Cisco has released the 2016 Midyear Cybersecurity Report and their findings point to future, more sophisticated types of ransomware that will take full advantage of systems with less than satisfactory security measures, patching practices, and detection rates.
According to the report, ransomware has become the most profitable malware type in history. Since most ransomware is extremely difficult to decrypt, the majority of victims are forced to pay (in untraceable Bitcoins) to regain access to their data. At an average of $300 an incident, hackers are cleaning up.
Ransomware is commonly transmitted through email and malvertising (malicious advertising), infecting systems after a user “invites” it into their system, but Cisco notes more advanced ransomware is now coming into play which is able to infect systems and encrypt files without any user interaction. Basically, it sneaks its way into networks through vulnerabilities and systems with outdated security patches.
Earlier this year a different type of Ransomware known as SamSam hit MedStar, a non-profit that manages hospitals in Baltimore and Washington. The asking price to decrypt was 45 Bitcoins (approx. $18.5K). Luckily, MedStar was prepared. Thanks to early detection and up-to-date system backups MedStar was able to avoid paying the ransom. This is a prime example of the critical importance of adhering to IT and security best practices, having a disaster recovery/incident response plan in place and investing in tools that can, essentially, save your business from disaster.
“We expect the next wave of ransomware to be even more pervasive and resilient. Organizations and end users should prepare now by backing up their critical data and confirming that those backups will not be susceptible to compromise.” – Cisco
It’s also important to remember that you’re dealing with criminals during a ransomware event, so you cannot necessarily rely on them to provide the decryption key once ransom is paid, leave your files intact, or simply not repeat the encryption attack at a later date.
Aside from paying the ransom to the baddies, ransomware and cyber breach events have many other associated costs including, loss of brand reputation, third party IT forensic investigations, legal fees/penalties/fines, business interruption, recovery costs, and notification fees. You should certainly consider purchasing a Cyber Liability insurance policy to mitigate your cyber risks and these costs if a breach were to occur.
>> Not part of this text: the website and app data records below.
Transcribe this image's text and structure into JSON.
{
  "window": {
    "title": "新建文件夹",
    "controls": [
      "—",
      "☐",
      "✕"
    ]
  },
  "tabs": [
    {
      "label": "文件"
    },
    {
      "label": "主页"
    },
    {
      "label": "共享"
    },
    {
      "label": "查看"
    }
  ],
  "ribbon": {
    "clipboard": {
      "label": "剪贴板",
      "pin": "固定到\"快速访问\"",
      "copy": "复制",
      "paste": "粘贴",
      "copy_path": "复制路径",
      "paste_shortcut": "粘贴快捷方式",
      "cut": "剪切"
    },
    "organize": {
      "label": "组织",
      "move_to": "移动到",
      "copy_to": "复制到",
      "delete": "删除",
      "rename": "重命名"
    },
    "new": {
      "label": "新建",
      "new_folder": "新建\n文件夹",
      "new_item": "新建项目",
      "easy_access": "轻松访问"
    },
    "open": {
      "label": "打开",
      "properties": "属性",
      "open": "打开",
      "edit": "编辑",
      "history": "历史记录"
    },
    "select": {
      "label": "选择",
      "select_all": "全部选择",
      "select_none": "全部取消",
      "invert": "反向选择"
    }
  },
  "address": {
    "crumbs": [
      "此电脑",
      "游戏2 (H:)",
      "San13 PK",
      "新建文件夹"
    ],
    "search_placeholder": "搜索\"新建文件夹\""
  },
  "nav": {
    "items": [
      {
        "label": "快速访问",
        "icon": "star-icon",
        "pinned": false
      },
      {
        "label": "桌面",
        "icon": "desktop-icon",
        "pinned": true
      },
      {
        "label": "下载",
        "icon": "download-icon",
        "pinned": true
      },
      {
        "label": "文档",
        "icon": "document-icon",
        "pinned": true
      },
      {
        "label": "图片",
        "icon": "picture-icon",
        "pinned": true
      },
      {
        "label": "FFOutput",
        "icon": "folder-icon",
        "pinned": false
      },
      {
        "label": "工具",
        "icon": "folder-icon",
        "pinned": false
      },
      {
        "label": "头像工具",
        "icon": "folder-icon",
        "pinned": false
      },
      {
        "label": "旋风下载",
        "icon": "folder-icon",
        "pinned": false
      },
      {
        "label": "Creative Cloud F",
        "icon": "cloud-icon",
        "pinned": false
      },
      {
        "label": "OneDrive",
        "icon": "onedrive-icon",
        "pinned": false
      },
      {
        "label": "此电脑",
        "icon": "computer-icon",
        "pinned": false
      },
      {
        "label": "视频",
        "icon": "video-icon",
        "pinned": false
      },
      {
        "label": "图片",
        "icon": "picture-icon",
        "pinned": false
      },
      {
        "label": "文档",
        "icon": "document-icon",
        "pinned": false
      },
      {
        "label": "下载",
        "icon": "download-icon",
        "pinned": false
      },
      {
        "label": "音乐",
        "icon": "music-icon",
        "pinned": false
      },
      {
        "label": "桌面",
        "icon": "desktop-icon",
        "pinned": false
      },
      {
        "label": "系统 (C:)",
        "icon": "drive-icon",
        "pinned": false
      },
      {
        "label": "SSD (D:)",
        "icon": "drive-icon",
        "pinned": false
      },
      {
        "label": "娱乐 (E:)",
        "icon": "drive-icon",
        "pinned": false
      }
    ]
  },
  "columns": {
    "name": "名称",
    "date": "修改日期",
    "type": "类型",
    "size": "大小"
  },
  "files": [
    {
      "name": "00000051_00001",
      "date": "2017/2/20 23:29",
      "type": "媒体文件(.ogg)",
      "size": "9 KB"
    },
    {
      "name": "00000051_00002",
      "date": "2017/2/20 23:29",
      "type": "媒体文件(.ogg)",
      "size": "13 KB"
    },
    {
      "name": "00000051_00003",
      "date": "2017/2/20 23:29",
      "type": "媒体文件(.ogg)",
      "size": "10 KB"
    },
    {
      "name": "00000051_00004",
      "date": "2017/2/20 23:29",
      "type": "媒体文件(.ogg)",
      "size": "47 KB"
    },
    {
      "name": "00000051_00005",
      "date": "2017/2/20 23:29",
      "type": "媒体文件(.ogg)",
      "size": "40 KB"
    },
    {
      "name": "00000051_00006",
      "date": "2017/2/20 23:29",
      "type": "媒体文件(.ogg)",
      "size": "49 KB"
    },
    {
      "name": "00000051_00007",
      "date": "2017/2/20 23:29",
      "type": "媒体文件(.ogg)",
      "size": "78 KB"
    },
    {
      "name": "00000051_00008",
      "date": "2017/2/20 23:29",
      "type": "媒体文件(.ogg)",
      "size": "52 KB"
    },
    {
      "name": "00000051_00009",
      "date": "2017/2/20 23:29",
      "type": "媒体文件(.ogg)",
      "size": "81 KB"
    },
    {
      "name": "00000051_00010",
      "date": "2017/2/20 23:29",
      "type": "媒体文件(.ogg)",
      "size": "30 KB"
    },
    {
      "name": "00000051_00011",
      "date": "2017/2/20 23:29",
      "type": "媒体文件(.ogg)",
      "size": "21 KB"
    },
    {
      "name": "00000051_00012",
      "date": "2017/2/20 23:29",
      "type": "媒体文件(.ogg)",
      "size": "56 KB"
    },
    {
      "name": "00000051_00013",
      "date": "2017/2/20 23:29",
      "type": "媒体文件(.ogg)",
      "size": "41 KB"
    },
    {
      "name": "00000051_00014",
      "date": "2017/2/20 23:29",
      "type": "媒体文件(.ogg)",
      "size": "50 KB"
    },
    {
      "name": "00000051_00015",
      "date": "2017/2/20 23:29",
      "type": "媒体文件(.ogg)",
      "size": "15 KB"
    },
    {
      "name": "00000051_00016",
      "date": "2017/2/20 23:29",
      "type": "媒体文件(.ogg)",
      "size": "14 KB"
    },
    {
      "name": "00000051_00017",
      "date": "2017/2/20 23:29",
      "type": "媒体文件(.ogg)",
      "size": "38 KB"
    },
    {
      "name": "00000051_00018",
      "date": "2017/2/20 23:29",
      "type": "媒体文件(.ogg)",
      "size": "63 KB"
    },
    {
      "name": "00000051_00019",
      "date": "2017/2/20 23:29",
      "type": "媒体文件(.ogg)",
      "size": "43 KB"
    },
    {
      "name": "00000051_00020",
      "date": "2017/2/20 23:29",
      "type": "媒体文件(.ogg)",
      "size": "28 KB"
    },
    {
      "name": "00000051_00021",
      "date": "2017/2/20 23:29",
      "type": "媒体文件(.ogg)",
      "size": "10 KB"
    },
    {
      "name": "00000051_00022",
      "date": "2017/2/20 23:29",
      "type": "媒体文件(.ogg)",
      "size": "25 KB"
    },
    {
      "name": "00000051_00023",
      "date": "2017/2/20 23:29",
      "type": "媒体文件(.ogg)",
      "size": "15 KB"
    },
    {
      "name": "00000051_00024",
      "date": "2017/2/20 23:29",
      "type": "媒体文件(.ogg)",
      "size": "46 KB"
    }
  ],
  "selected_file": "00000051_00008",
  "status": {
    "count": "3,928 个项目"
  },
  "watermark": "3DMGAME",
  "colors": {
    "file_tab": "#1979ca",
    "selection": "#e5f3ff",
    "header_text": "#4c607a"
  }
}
If you already have a policy make sure you understand what is covered and what isn’t. Contact us if you have questions on how to protect your company from ransomware or need help securing/reviewing your cyber insurance coverage.
Click to download the full Cisco Midyear Cybersecurity Report (2016)